TASK REQUIREMENTS: Each line of the records that holds "icon" should be shown in full.

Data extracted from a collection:
+++++
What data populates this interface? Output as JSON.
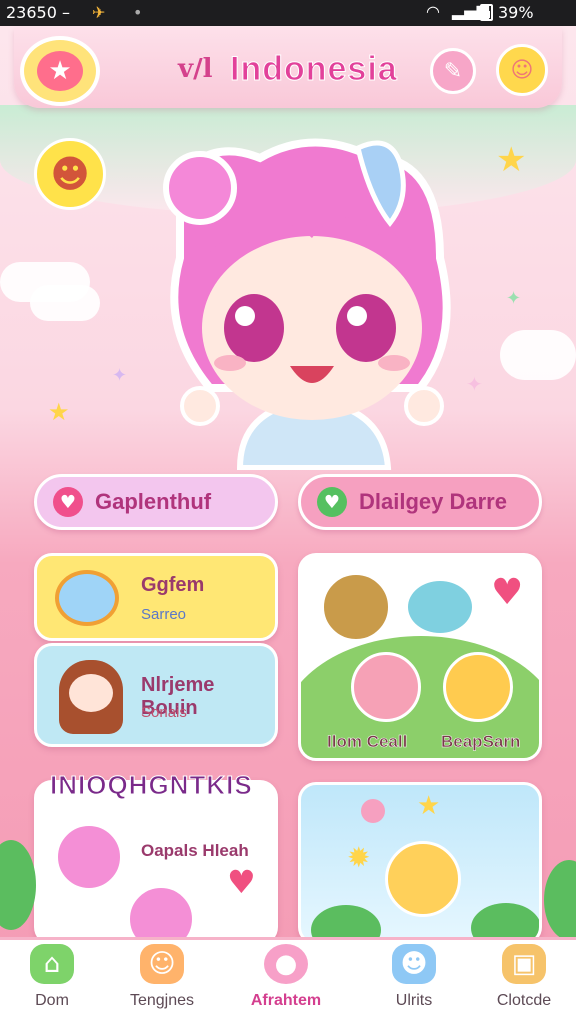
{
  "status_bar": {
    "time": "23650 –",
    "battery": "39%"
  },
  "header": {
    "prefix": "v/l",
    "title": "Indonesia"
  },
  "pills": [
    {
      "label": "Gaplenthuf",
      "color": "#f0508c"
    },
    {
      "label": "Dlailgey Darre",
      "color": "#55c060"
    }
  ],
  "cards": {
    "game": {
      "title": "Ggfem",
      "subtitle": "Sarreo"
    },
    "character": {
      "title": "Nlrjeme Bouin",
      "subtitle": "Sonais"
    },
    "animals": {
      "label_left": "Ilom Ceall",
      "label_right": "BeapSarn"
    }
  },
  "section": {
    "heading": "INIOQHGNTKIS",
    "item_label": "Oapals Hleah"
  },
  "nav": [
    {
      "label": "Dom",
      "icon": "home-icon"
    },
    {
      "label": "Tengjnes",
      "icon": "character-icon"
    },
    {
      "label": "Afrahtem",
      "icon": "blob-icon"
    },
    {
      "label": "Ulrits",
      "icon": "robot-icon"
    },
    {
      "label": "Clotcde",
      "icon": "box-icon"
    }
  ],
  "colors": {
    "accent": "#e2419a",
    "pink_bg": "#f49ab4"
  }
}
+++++
REPLY:
      "icon": "home-icon"
      "icon": "character-icon"
      "icon": "blob-icon"
      "icon": "robot-icon"
      "icon": "box-icon"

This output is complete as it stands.